EXERCISE GOAL =
Below is a listing to write out in full, exactly as given, without its pictures.

SOURCE MATERIAL =
┌────────
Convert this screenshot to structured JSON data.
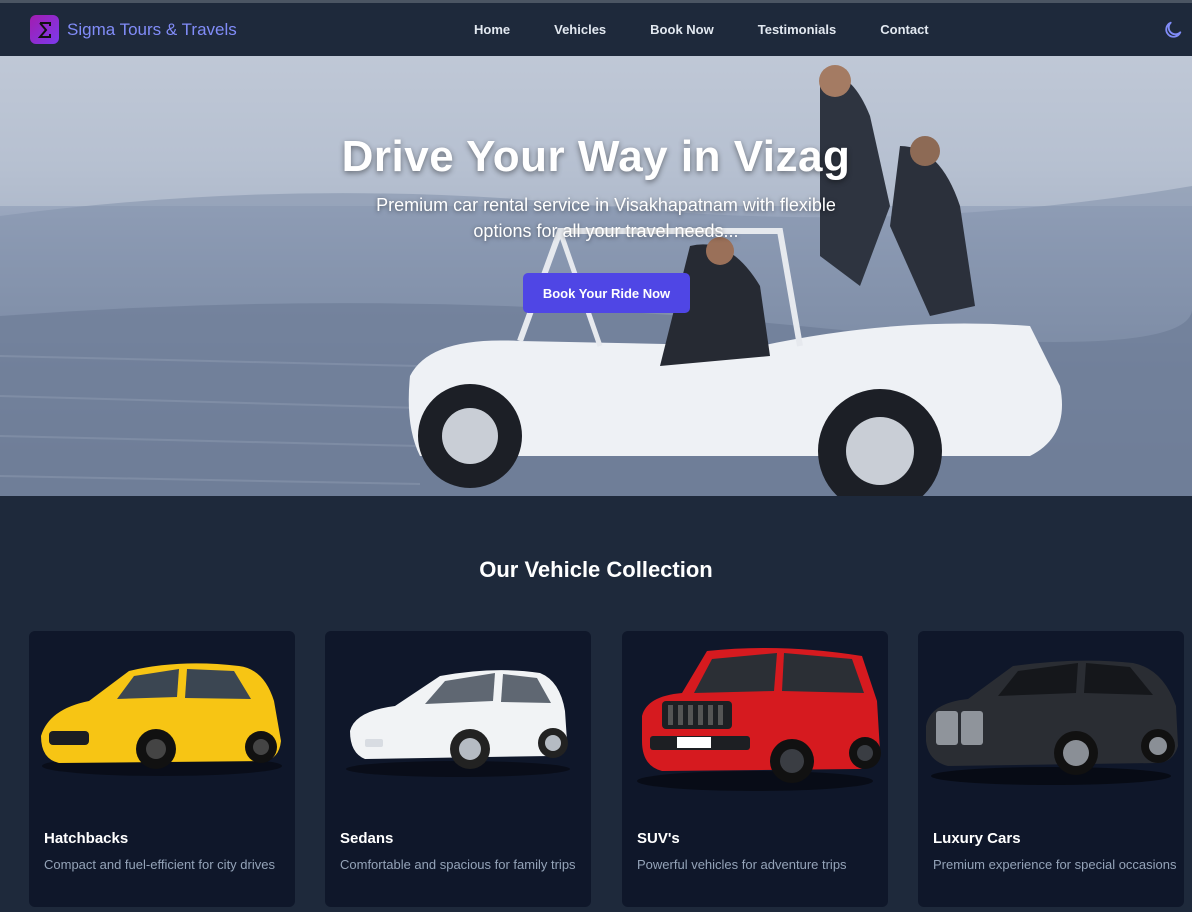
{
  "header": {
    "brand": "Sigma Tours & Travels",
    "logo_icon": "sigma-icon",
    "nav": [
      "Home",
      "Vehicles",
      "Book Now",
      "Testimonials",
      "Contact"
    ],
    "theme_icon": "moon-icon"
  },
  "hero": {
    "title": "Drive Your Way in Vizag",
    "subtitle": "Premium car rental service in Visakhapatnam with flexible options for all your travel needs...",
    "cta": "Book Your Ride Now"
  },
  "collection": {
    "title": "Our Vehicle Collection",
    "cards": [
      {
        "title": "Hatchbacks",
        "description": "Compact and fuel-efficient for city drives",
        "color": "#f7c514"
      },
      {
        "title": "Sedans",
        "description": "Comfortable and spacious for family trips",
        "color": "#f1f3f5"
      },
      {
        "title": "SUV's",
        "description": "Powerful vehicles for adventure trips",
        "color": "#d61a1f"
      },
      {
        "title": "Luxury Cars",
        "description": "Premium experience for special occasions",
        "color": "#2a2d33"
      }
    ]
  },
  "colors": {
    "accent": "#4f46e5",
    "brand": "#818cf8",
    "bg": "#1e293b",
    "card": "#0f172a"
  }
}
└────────
SOLUTION =
Convert this screenshot to structured JSON data.
{
  "header": {
    "brand": "Sigma Tours & Travels",
    "logo_icon": "sigma-icon",
    "nav": [
      "Home",
      "Vehicles",
      "Book Now",
      "Testimonials",
      "Contact"
    ],
    "theme_icon": "moon-icon"
  },
  "hero": {
    "title": "Drive Your Way in Vizag",
    "subtitle": "Premium car rental service in Visakhapatnam with flexible options for all your travel needs...",
    "cta": "Book Your Ride Now"
  },
  "collection": {
    "title": "Our Vehicle Collection",
    "cards": [
      {
        "title": "Hatchbacks",
        "description": "Compact and fuel-efficient for city drives",
        "color": "#f7c514"
      },
      {
        "title": "Sedans",
        "description": "Comfortable and spacious for family trips",
        "color": "#f1f3f5"
      },
      {
        "title": "SUV's",
        "description": "Powerful vehicles for adventure trips",
        "color": "#d61a1f"
      },
      {
        "title": "Luxury Cars",
        "description": "Premium experience for special occasions",
        "color": "#2a2d33"
      }
    ]
  },
  "colors": {
    "accent": "#4f46e5",
    "brand": "#818cf8",
    "bg": "#1e293b",
    "card": "#0f172a"
  }
}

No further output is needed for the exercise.